Dataset entries
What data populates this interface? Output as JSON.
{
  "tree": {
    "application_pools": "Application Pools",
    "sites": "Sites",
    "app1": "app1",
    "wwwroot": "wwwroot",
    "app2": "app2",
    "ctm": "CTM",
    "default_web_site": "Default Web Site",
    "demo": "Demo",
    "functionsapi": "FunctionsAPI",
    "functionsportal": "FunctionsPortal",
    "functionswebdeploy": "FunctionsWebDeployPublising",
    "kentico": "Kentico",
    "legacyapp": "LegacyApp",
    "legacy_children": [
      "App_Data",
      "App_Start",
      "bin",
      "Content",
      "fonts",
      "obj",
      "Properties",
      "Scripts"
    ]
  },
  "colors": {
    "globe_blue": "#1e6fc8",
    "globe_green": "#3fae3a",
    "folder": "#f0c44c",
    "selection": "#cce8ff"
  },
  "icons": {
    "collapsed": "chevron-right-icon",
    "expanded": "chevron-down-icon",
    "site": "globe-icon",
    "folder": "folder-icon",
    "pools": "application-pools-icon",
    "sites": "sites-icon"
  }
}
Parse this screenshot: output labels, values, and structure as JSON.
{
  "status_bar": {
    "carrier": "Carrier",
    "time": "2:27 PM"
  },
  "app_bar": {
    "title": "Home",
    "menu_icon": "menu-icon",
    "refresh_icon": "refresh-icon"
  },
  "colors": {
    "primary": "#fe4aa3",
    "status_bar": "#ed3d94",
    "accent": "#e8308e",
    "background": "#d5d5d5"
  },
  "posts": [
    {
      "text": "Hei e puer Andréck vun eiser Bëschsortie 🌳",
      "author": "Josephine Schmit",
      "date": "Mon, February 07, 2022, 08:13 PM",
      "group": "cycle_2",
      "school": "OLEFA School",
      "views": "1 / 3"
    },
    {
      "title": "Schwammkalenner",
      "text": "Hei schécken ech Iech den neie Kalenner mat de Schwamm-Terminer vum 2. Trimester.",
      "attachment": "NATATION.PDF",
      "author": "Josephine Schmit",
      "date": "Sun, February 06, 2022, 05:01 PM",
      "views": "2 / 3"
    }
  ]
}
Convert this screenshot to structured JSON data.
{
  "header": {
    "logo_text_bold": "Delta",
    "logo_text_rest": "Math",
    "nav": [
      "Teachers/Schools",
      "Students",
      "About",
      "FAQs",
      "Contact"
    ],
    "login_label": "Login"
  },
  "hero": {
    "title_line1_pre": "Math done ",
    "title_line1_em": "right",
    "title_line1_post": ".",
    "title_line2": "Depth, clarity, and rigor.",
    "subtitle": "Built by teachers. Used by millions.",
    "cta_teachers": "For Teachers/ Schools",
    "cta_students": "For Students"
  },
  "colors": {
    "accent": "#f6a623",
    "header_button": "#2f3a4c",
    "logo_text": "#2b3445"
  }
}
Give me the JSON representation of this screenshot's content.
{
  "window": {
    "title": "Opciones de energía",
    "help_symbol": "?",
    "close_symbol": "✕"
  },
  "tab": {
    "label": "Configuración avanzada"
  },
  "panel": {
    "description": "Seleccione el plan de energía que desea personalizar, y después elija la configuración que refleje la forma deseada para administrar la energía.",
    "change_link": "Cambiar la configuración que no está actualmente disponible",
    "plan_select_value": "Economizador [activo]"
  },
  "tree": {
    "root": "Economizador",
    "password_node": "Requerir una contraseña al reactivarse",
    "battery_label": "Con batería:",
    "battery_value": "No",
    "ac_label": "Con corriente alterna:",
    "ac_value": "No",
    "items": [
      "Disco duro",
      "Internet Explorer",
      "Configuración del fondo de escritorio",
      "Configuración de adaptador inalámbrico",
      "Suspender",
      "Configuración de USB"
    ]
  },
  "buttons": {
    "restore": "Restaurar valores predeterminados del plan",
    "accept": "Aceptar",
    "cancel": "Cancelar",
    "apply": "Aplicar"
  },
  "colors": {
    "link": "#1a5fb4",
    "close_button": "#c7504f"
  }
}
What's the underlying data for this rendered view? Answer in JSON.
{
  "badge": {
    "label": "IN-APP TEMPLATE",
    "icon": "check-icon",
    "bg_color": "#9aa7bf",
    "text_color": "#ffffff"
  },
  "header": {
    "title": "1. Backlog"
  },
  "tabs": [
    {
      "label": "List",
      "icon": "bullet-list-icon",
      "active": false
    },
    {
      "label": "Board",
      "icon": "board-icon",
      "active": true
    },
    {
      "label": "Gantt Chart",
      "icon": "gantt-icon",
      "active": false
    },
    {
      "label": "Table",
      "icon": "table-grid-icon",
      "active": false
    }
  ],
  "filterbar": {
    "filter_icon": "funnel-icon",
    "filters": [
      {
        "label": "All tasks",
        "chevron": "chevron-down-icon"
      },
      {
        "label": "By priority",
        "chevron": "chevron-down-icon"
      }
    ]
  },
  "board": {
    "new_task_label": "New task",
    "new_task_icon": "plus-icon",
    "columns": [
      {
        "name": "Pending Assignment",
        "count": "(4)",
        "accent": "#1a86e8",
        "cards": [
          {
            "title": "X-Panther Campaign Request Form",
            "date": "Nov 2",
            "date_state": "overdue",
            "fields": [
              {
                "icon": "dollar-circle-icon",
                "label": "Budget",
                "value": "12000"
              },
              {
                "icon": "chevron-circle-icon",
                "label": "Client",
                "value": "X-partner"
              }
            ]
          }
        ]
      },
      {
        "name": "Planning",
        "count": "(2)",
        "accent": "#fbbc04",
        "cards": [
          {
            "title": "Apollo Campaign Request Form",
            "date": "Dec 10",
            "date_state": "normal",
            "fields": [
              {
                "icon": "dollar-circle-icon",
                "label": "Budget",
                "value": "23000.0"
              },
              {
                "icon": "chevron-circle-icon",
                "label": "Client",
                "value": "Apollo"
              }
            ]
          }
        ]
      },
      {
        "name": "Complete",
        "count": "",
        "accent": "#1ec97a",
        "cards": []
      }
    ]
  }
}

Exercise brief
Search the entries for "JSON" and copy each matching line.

Completed task
What data populates this interface? Output as JSON.
Parse this screenshot: output labels, values, and structure as JSON.
Convert this screenshot to structured JSON data.
Give me the JSON representation of this screenshot's content.
What's the underlying data for this rendered view? Answer in JSON.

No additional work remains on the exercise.